From 1963 until his death in 1984, Jack R. Hunt led Embry-Riddle as the University's first president. Under his leadership, the University earned accreditation, gained another campus, and relocated from Miami to Daytona Beach. The Hunt Library is named in honor of Jack R. Hunt and these accomplishments.

In 1942, Hunt joined the Navy and was trained in lighter-than-air and heavier-than-air aviation. His most famous flight was aboard the Navy blimp, ZPG-2 Snowbird. In 1957, Commander Hunt set the record for the longest non-refueled sustained flight by flying 9,448 miles from Massachusetts to Europe, Africa, and then to Florida. He was awarded the Distinguished Flying Cross and the Harmon International Trophy for this achievement.

Five years later, Jack R. Hunt became the president of Embry-Riddle Aeronautical Institute. During his 21-year presidency, Embry-Riddle took the first steps to becoming the school it is today. Through his hard work and dedication, Embry-Riddle grew from an institute of fewer than 300 students to a fully accredited University with thousands of students across the globe. Many call Jack R. Hunt the "father of the modern aviation university."

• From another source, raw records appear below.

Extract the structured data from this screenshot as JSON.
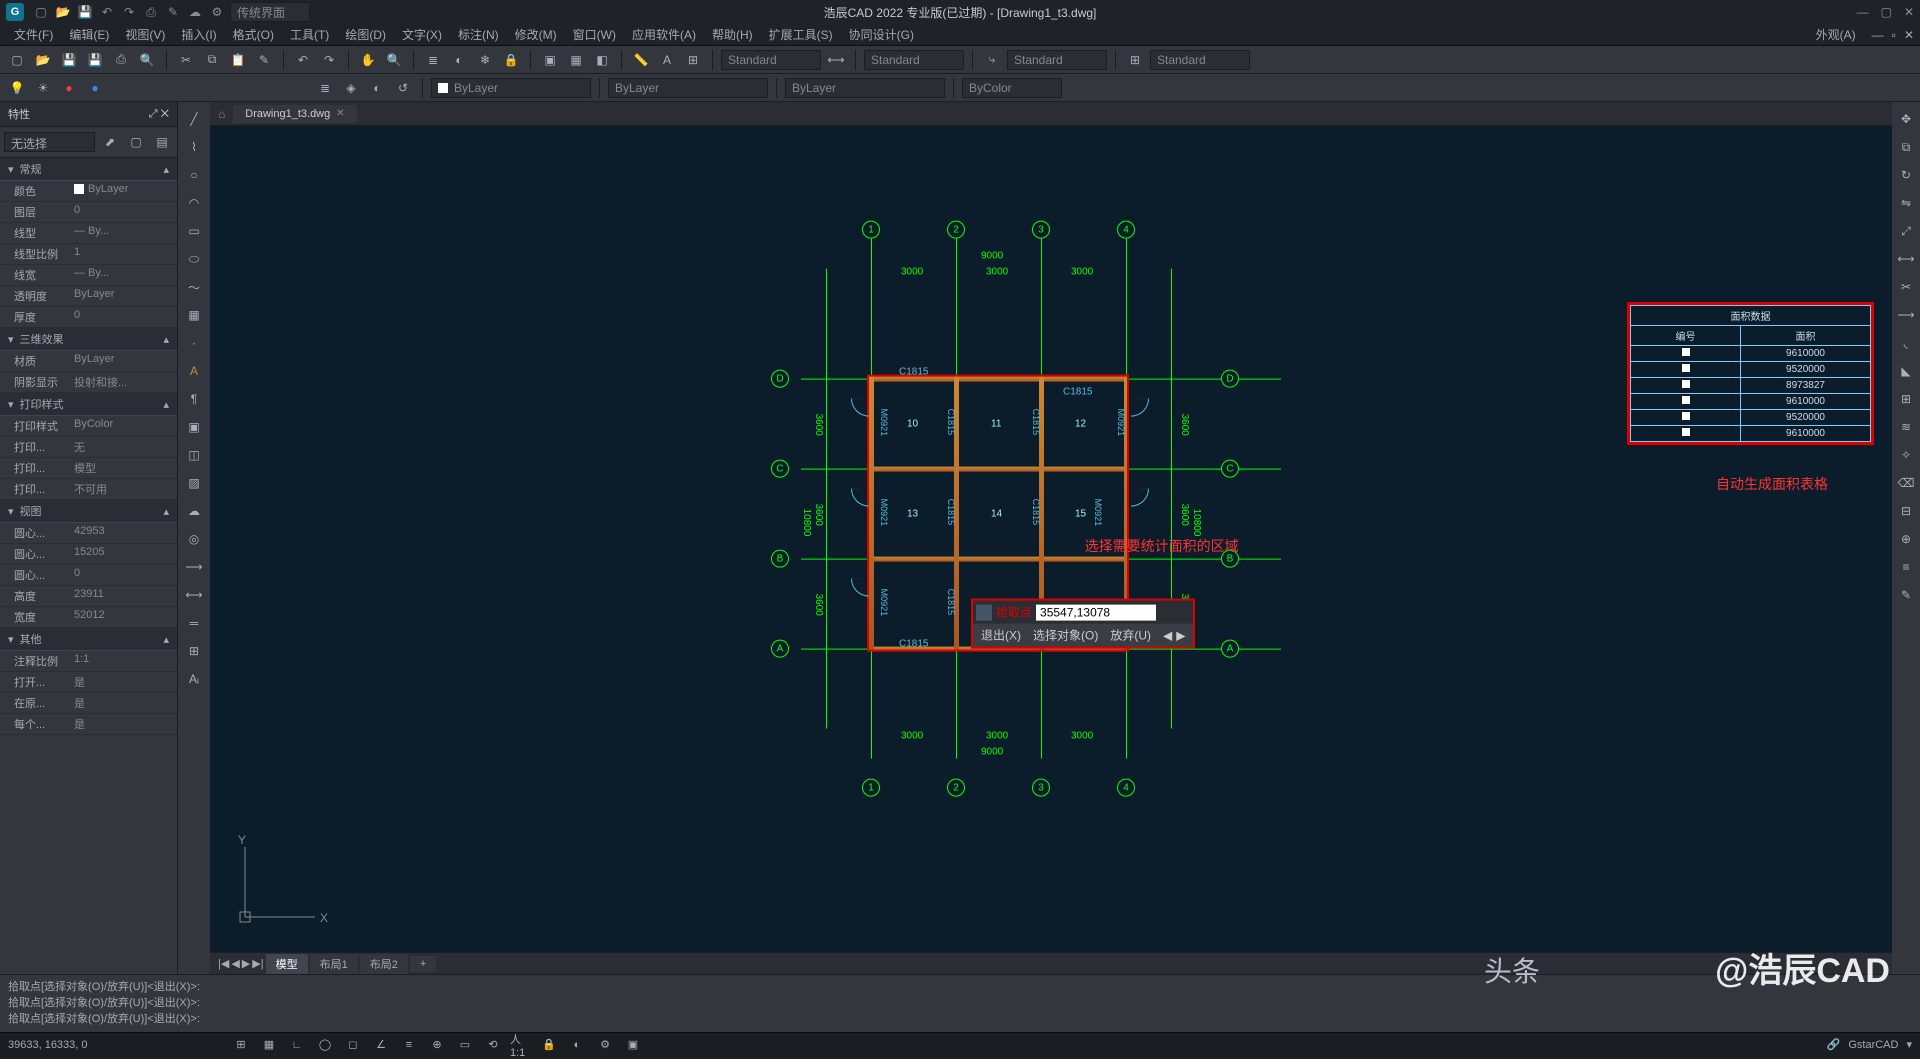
{
  "title": "浩辰CAD 2022 专业版(已过期) - [Drawing1_t3.dwg]",
  "workspace": "传统界面",
  "menus": [
    "文件(F)",
    "编辑(E)",
    "视图(V)",
    "插入(I)",
    "格式(O)",
    "工具(T)",
    "绘图(D)",
    "文字(X)",
    "标注(N)",
    "修改(M)",
    "窗口(W)",
    "应用软件(A)",
    "帮助(H)",
    "扩展工具(S)",
    "协同设计(G)"
  ],
  "menu_right": "外观(A)",
  "file_tab": "Drawing1_t3.dwg",
  "layer_dropdown": "ByLayer",
  "style_dropdowns": [
    "ByLayer",
    "ByLayer",
    "ByColor",
    "Standard",
    "Standard",
    "Standard",
    "Standard"
  ],
  "props": {
    "title": "特性",
    "selector": "无选择",
    "sections": {
      "general": {
        "title": "常规",
        "rows": [
          {
            "k": "颜色",
            "v": "ByLayer",
            "swatch": true
          },
          {
            "k": "图层",
            "v": "0"
          },
          {
            "k": "线型",
            "v": "— By..."
          },
          {
            "k": "线型比例",
            "v": "1"
          },
          {
            "k": "线宽",
            "v": "— By..."
          },
          {
            "k": "透明度",
            "v": "ByLayer"
          },
          {
            "k": "厚度",
            "v": "0"
          }
        ]
      },
      "fx3d": {
        "title": "三维效果",
        "rows": [
          {
            "k": "材质",
            "v": "ByLayer"
          },
          {
            "k": "阴影显示",
            "v": "投射和接..."
          }
        ]
      },
      "plotstyle": {
        "title": "打印样式",
        "rows": [
          {
            "k": "打印样式",
            "v": "ByColor"
          },
          {
            "k": "打印...",
            "v": "无"
          },
          {
            "k": "打印...",
            "v": "模型"
          },
          {
            "k": "打印...",
            "v": "不可用"
          }
        ]
      },
      "view": {
        "title": "视图",
        "rows": [
          {
            "k": "圆心...",
            "v": "42953"
          },
          {
            "k": "圆心...",
            "v": "15205"
          },
          {
            "k": "圆心...",
            "v": "0"
          },
          {
            "k": "高度",
            "v": "23911"
          },
          {
            "k": "宽度",
            "v": "52012"
          }
        ]
      },
      "other": {
        "title": "其他",
        "rows": [
          {
            "k": "注释比例",
            "v": "1:1"
          },
          {
            "k": "打开...",
            "v": "是"
          },
          {
            "k": "在原...",
            "v": "是"
          },
          {
            "k": "每个...",
            "v": "是"
          }
        ]
      }
    }
  },
  "dwg": {
    "cols": [
      "1",
      "2",
      "3",
      "4"
    ],
    "rows": [
      "D",
      "C",
      "B",
      "A"
    ],
    "top_total": "9000",
    "top_segs": [
      "3000",
      "3000",
      "3000"
    ],
    "side_total": "10800",
    "side_segs": [
      "3600",
      "3600",
      "3600"
    ],
    "rooms": [
      "10",
      "11",
      "12",
      "13",
      "14",
      "15"
    ],
    "door_codes": [
      "M0921",
      "C1815"
    ]
  },
  "tooltip": {
    "label": "拾取点",
    "value": "35547,13078",
    "opts": [
      "退出(X)",
      "选择对象(O)",
      "放弃(U)"
    ]
  },
  "annotations": {
    "region": "选择需要统计面积的区域",
    "table": "自动生成面积表格"
  },
  "area_table": {
    "title": "面积数据",
    "headers": [
      "编号",
      "面积"
    ],
    "rows": [
      [
        "",
        "9610000"
      ],
      [
        "",
        "9520000"
      ],
      [
        "",
        "8973827"
      ],
      [
        "",
        "9610000"
      ],
      [
        "",
        "9520000"
      ],
      [
        "",
        "9610000"
      ]
    ]
  },
  "layout_tabs": {
    "nav": [
      "|◀",
      "◀",
      "▶",
      "▶|"
    ],
    "tabs": [
      "模型",
      "布局1",
      "布局2"
    ],
    "active": 0
  },
  "cmd_history": [
    "拾取点[选择对象(O)/放弃(U)]<退出(X)>:",
    "拾取点[选择对象(O)/放弃(U)]<退出(X)>:",
    "拾取点[选择对象(O)/放弃(U)]<退出(X)>:"
  ],
  "status": {
    "coords": "39633, 16333, 0",
    "product": "GstarCAD"
  },
  "watermark": {
    "brand": "@浩辰CAD",
    "prefix": "头条"
  }
}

The Library has several resources for those who are interested in learning more about Jack R. Hunt and the history of Embry-Riddle. A bust of Hunt and a wall panel with information pertaining to his life are located in the Hunt Library. Information about the history of Embry-Riddle can be found in the book, The Sky is Home: The Story of Embry-Riddle Aeronautical University by John McCollister and Diann Davis. The Library has copies available to check out.

The University Archives website is also an excellent source of information on Embry-Riddle's past.

Photo of Jack R. Hunt
Jack R. Hunt